I found myself nodding in agreement with Schmidt’s idea of libraries being a “multiuse facility” which could include a library, a restaurant, co-working space, and a gym (Schmidt, 2014).
Actually, it’s not such a far-fetched idea.
I’ve worked at a library that shares space with the city’s community center; it has a gym, a basketball court, and for a short time, even a café. Granted, it operates independently from the library and under its own budget; however, both city entities share joint responsibility with some of the community events. It is a great partnership in my view, as we’d get overflow from the community center, customers who would eventually meander their way over to the “library side” and express amazement at all the new products/services that the library provides, such as brand new DVD movie releases (hitting the shelves the same time they’d show up at Redbox). It was not uncommon for us to encounter prior patrons who hadn’t used a library in years, but would eagerly re-sign up.

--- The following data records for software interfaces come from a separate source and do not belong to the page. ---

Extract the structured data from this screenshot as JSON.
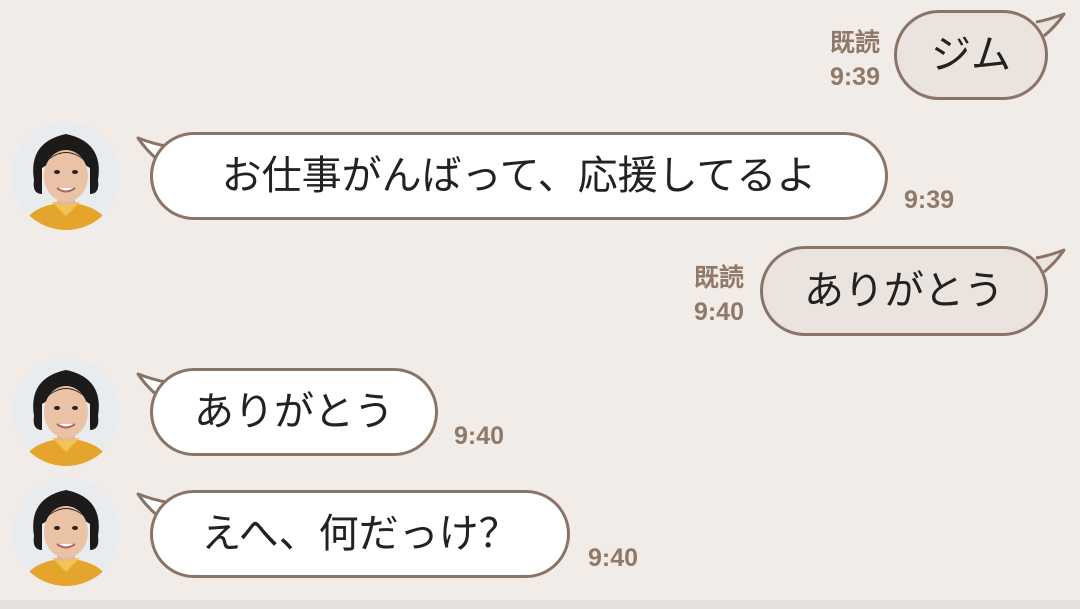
{
  "colors": {
    "background": "#f1ece7",
    "bubble_border": "#8a7468",
    "incoming_bubble": "#ffffff",
    "outgoing_bubble": "#ebe4de",
    "meta_text": "#8f7a69"
  },
  "messages": [
    {
      "direction": "outgoing",
      "text": "ジム",
      "read_label": "既読",
      "time": "9:39"
    },
    {
      "direction": "incoming",
      "text": "お仕事がんばって、応援してるよ",
      "time": "9:39",
      "avatar_icon": "contact-avatar"
    },
    {
      "direction": "outgoing",
      "text": "ありがとう",
      "read_label": "既読",
      "time": "9:40"
    },
    {
      "direction": "incoming",
      "text": "ありがとう",
      "time": "9:40",
      "avatar_icon": "contact-avatar"
    },
    {
      "direction": "incoming",
      "text": "えへ、何だっけ？",
      "time": "9:40",
      "avatar_icon": "contact-avatar"
    }
  ]
}
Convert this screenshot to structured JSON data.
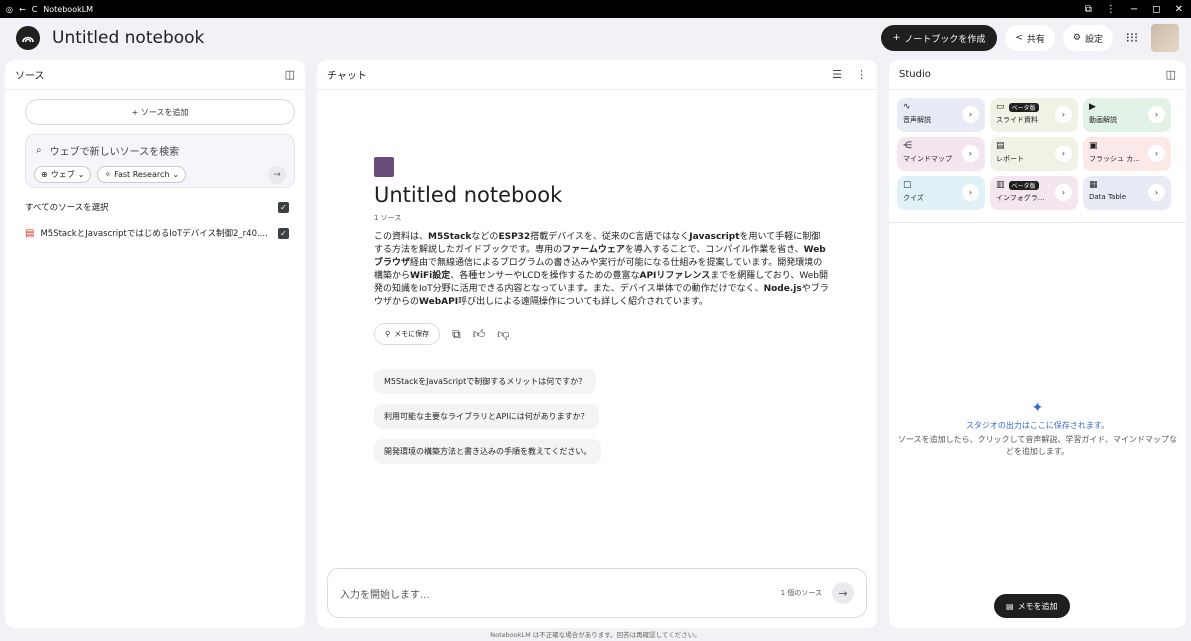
{
  "titlebar": {
    "app_name": "NotebookLM",
    "back": "←",
    "reload": "C",
    "settings": "⋮",
    "minimize": "−",
    "maximize": "◻",
    "close": "✕"
  },
  "header": {
    "title": "Untitled notebook",
    "create_label": "ノートブックを作成",
    "share_label": "共有",
    "settings_label": "設定"
  },
  "sources": {
    "title": "ソース",
    "add_label": "ソースを追加",
    "search_placeholder": "ウェブで新しいソースを検索",
    "chip_web": "ウェブ",
    "chip_research": "Fast Research",
    "select_all": "すべてのソースを選択",
    "items": [
      {
        "label": "M5StackとJavascriptではじめるIoTデバイス制御2_r40...."
      }
    ]
  },
  "chat": {
    "title": "チャット",
    "notebook_title": "Untitled notebook",
    "source_count": "1 ソース",
    "summary_parts": [
      {
        "t": "この資料は、",
        "b": false
      },
      {
        "t": "M5Stack",
        "b": true
      },
      {
        "t": "などの",
        "b": false
      },
      {
        "t": "ESP32",
        "b": true
      },
      {
        "t": "搭載デバイスを、従来のC言語ではなく",
        "b": false
      },
      {
        "t": "Javascript",
        "b": true
      },
      {
        "t": "を用いて手軽に制御する方法を解説したガイドブックです。専用の",
        "b": false
      },
      {
        "t": "ファームウェア",
        "b": true
      },
      {
        "t": "を導入することで、コンパイル作業を省き、",
        "b": false
      },
      {
        "t": "Webブラウザ",
        "b": true
      },
      {
        "t": "経由で無線通信によるプログラムの書き込みや実行が可能になる仕組みを提案しています。開発環境の構築から",
        "b": false
      },
      {
        "t": "WiFi設定",
        "b": true
      },
      {
        "t": "、各種センサーやLCDを操作するための豊富な",
        "b": false
      },
      {
        "t": "APIリファレンス",
        "b": true
      },
      {
        "t": "までを網羅しており、Web開発の知識をIoT分野に活用できる内容となっています。また、デバイス単体での動作だけでなく、",
        "b": false
      },
      {
        "t": "Node.js",
        "b": true
      },
      {
        "t": "やブラウザからの",
        "b": false
      },
      {
        "t": "WebAPI",
        "b": true
      },
      {
        "t": "呼び出しによる遠隔操作についても詳しく紹介されています。",
        "b": false
      }
    ],
    "save_label": "メモに保存",
    "suggestions": [
      "M5StackをJavaScriptで制御するメリットは何ですか？",
      "利用可能な主要なライブラリとAPIには何がありますか？",
      "開発環境の構築方法と書き込みの手順を教えてください。"
    ],
    "input_placeholder": "入力を開始します...",
    "input_count": "1 個のソース"
  },
  "studio": {
    "title": "Studio",
    "tiles": [
      {
        "label": "音声解説",
        "icon": "audio-icon",
        "bg": "#e8eaf6",
        "beta": ""
      },
      {
        "label": "スライド資料",
        "icon": "slides-icon",
        "bg": "#f1f1e6",
        "beta": "ベータ版"
      },
      {
        "label": "動画解説",
        "icon": "video-icon",
        "bg": "#e3f2e6",
        "beta": ""
      },
      {
        "label": "マインドマップ",
        "icon": "mindmap-icon",
        "bg": "#f4e6f1",
        "beta": ""
      },
      {
        "label": "レポート",
        "icon": "report-icon",
        "bg": "#f1f1e6",
        "beta": ""
      },
      {
        "label": "フラッシュ カ...",
        "icon": "flashcard-icon",
        "bg": "#fce8e6",
        "beta": ""
      },
      {
        "label": "クイズ",
        "icon": "quiz-icon",
        "bg": "#e0f2f7",
        "beta": ""
      },
      {
        "label": "インフォグラ...",
        "icon": "infographic-icon",
        "bg": "#f4e6f1",
        "beta": "ベータ版"
      },
      {
        "label": "Data Table",
        "icon": "table-icon",
        "bg": "#e8eaf6",
        "beta": ""
      }
    ],
    "empty_heading": "スタジオの出力はここに保存されます。",
    "empty_desc": "ソースを追加したら、クリックして音声解説、学習ガイド、マインドマップなどを追加します。",
    "memo_label": "メモを追加"
  },
  "footer": "NotebookLM は不正確な場合があります。回答は再確認してください。"
}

Professor Stephens notes in his lecture that most people associate libraries primarily with books and that books are the libraries’ brand. Aside from eBooks, eAudiobooks and streaming media, increasingly libraries are offering non-traditional items for checkout: iPads, chrome books (noticing an uptick in bike thefts, my local branch even has bike locks available for checkout). San Jose Public Library offers “Wee-Play” kits for babies and toddlers, which includes learning toys and activities, and an energy saving tool-kit. This library isn’t alone in offering unique items, some libraries offer Pedometers, drills, gardening equipment, museum passes, and telescopes. Some libraries even have American Girl Dolls for check out! (Parents, you can save a bundle here.)

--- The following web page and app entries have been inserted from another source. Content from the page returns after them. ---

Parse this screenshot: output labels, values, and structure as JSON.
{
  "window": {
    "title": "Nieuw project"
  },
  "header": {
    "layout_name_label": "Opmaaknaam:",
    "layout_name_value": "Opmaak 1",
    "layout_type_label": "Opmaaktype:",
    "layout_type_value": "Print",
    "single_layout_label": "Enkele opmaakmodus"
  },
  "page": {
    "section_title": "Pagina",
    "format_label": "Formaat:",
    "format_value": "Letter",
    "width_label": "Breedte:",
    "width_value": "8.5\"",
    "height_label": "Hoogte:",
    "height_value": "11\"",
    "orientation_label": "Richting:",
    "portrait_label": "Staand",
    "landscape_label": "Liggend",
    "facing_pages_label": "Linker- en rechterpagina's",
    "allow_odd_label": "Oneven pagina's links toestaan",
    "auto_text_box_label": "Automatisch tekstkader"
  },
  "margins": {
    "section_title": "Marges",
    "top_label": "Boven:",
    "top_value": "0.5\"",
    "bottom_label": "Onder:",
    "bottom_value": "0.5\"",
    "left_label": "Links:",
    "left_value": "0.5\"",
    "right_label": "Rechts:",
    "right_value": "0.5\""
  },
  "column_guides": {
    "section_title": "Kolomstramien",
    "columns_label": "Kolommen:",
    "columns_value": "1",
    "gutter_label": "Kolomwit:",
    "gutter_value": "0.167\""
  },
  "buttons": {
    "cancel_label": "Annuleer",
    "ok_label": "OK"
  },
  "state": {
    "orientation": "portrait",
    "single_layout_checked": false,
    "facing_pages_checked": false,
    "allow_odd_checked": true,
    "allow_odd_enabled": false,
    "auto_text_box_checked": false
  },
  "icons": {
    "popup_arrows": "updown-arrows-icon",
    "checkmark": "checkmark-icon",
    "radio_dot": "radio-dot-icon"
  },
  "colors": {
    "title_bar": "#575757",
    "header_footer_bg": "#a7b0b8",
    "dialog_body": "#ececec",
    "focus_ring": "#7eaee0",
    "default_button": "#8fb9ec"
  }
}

Some libraries are starting to offer streaming services and patrons can download music and movies. (Stephens states that a challenge for libaries is streaming media, so it’s understandable why some are exploring this medium.)

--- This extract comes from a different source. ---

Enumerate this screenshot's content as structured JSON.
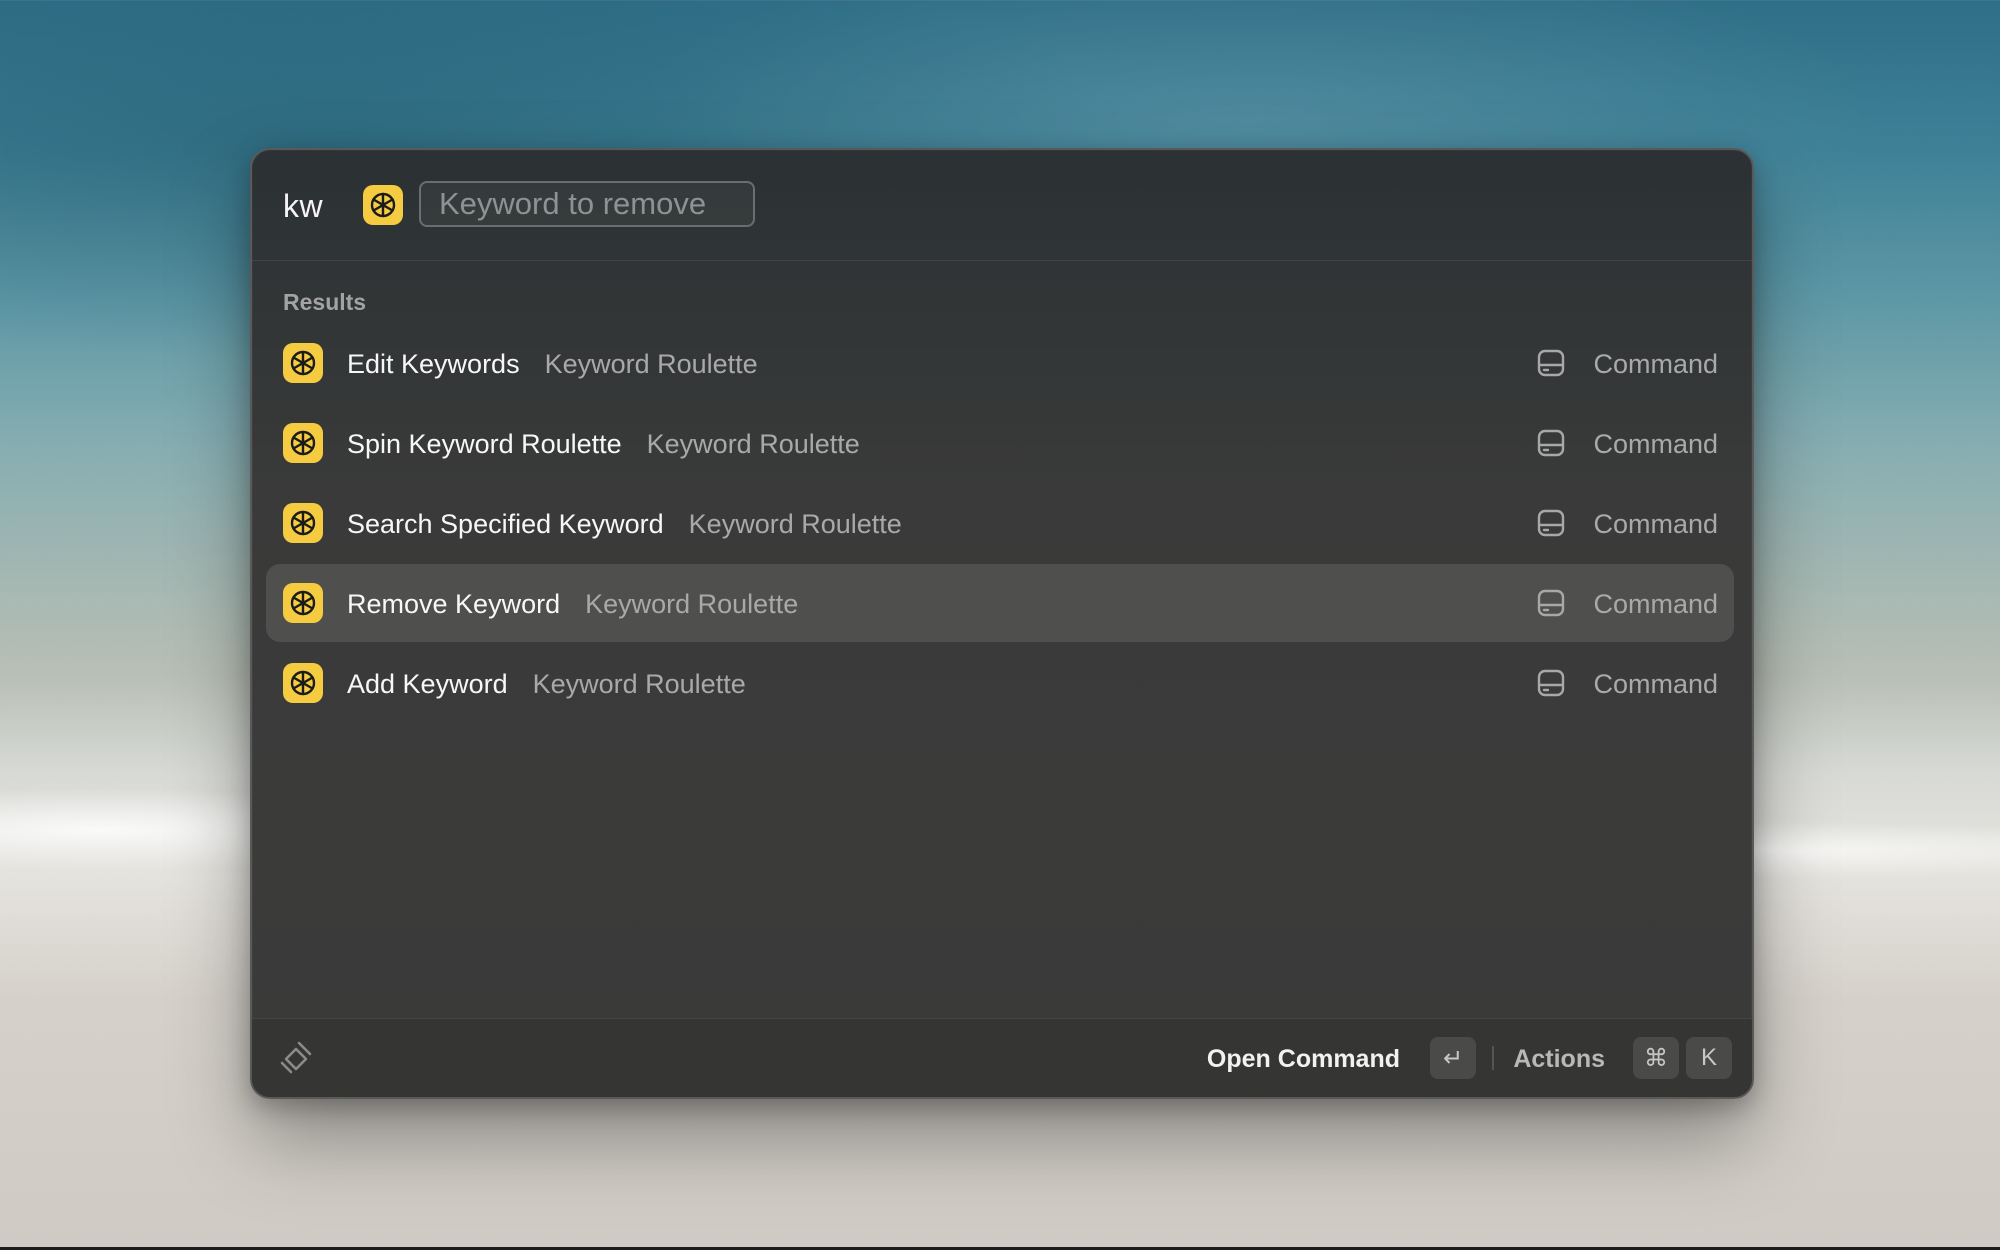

San Jose Public Library also offers Virtual reality events at two of their branches where patrons can play with Oculus Rift gear. And some locations even have 3D printers.
As Stephens points out, some of the more “user-centric” libraries are evolving. I like the forward-thinking ideas expressed by Libraries Transform Campaign, an initiative of the American Library Association (ALA), which echoes some of Stephens’ points:
Libraries transform lives.
Libraries transform communities.
Librarians are passionate advocates for lifelong learning.
Libraries are a smart investment.
Libraries today are less about what they have for people and more about what they do for and with people.
In closing, here is a video clip highlighting San Jose Public Library participating in virtual reality:
Libraries Transform. (n.d.). [Website]. Retrieved from http://www.ilovelibraries.org/librariestransform/about
Mikal, B. (2017, July 14). More than books: 9 unusual things you can borrow from public libraries. The Penny Hoarder [Blog]. Retrieved from https://www.thepennyhoarder.com/life/weird-things-at-the-public-library/
Schmidt, A. (2014). Exploring context: the user experience. Library Journal. Retrieved from http://lj.libraryjournal.com/2014/05/opinion/aaron-schmidt/exploring-context-the-user-experience/#_
Stephens, M. (n.d.). The Hyperlinked Library: Exploring the Model. [Lecture]. Retrieved from https://sjsu-ischool.hosted.panopto.com/Panopto/Pages/Viewer.aspx?id=2d0f28cc-2337-4aaf-ae88-4f133c509f67
Auxier, Jonathan. (2011, April 24). Library of the future. [Photograph]. Retrieved from https://murri2020.wordpress.com/2013/02/14/the-future-of-libraries-part-1/